■ Exercise instructions ■
Word for word, repeat every record.

■ Task inputs ■
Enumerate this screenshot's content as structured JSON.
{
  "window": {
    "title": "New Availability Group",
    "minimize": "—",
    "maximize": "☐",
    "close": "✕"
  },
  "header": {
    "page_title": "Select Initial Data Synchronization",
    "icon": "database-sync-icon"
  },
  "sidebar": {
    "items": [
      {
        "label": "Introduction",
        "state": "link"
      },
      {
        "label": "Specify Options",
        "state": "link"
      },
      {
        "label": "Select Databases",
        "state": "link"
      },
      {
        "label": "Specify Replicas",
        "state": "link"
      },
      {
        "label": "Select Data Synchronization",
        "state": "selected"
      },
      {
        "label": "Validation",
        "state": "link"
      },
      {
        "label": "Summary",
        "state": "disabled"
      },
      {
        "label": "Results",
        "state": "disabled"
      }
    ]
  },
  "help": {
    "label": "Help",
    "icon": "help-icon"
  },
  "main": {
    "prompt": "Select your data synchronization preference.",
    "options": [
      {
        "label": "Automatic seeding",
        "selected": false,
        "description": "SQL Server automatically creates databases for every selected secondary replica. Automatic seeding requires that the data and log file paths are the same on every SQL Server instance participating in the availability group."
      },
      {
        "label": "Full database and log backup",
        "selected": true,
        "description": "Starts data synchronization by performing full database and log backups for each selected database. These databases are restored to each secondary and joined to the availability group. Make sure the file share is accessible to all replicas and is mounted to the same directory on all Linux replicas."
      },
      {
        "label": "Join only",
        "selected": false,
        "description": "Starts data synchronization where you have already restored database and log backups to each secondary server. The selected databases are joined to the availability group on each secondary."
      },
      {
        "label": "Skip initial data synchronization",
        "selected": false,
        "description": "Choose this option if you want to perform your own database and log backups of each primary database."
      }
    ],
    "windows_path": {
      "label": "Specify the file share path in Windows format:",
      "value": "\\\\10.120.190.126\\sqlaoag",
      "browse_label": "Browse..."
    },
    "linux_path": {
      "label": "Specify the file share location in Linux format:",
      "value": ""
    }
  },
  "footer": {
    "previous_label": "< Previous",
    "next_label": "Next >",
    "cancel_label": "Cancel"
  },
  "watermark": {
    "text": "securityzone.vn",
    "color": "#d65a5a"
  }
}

■ Expected output ■
Enumerate this screenshot's content as structured JSON.
{
  "window": {
    "title": "New Availability Group",
    "minimize": "—",
    "maximize": "☐",
    "close": "✕"
  },
  "header": {
    "page_title": "Select Initial Data Synchronization",
    "icon": "database-sync-icon"
  },
  "sidebar": {
    "items": [
      {
        "label": "Introduction",
        "state": "link"
      },
      {
        "label": "Specify Options",
        "state": "link"
      },
      {
        "label": "Select Databases",
        "state": "link"
      },
      {
        "label": "Specify Replicas",
        "state": "link"
      },
      {
        "label": "Select Data Synchronization",
        "state": "selected"
      },
      {
        "label": "Validation",
        "state": "link"
      },
      {
        "label": "Summary",
        "state": "disabled"
      },
      {
        "label": "Results",
        "state": "disabled"
      }
    ]
  },
  "help": {
    "label": "Help",
    "icon": "help-icon"
  },
  "main": {
    "prompt": "Select your data synchronization preference.",
    "options": [
      {
        "label": "Automatic seeding",
        "selected": false,
        "description": "SQL Server automatically creates databases for every selected secondary replica. Automatic seeding requires that the data and log file paths are the same on every SQL Server instance participating in the availability group."
      },
      {
        "label": "Full database and log backup",
        "selected": true,
        "description": "Starts data synchronization by performing full database and log backups for each selected database. These databases are restored to each secondary and joined to the availability group. Make sure the file share is accessible to all replicas and is mounted to the same directory on all Linux replicas."
      },
      {
        "label": "Join only",
        "selected": false,
        "description": "Starts data synchronization where you have already restored database and log backups to each secondary server. The selected databases are joined to the availability group on each secondary."
      },
      {
        "label": "Skip initial data synchronization",
        "selected": false,
        "description": "Choose this option if you want to perform your own database and log backups of each primary database."
      }
    ],
    "windows_path": {
      "label": "Specify the file share path in Windows format:",
      "value": "\\\\10.120.190.126\\sqlaoag",
      "browse_label": "Browse..."
    },
    "linux_path": {
      "label": "Specify the file share location in Linux format:",
      "value": ""
    }
  },
  "footer": {
    "previous_label": "< Previous",
    "next_label": "Next >",
    "cancel_label": "Cancel"
  },
  "watermark": {
    "text": "securityzone.vn",
    "color": "#d65a5a"
  }
}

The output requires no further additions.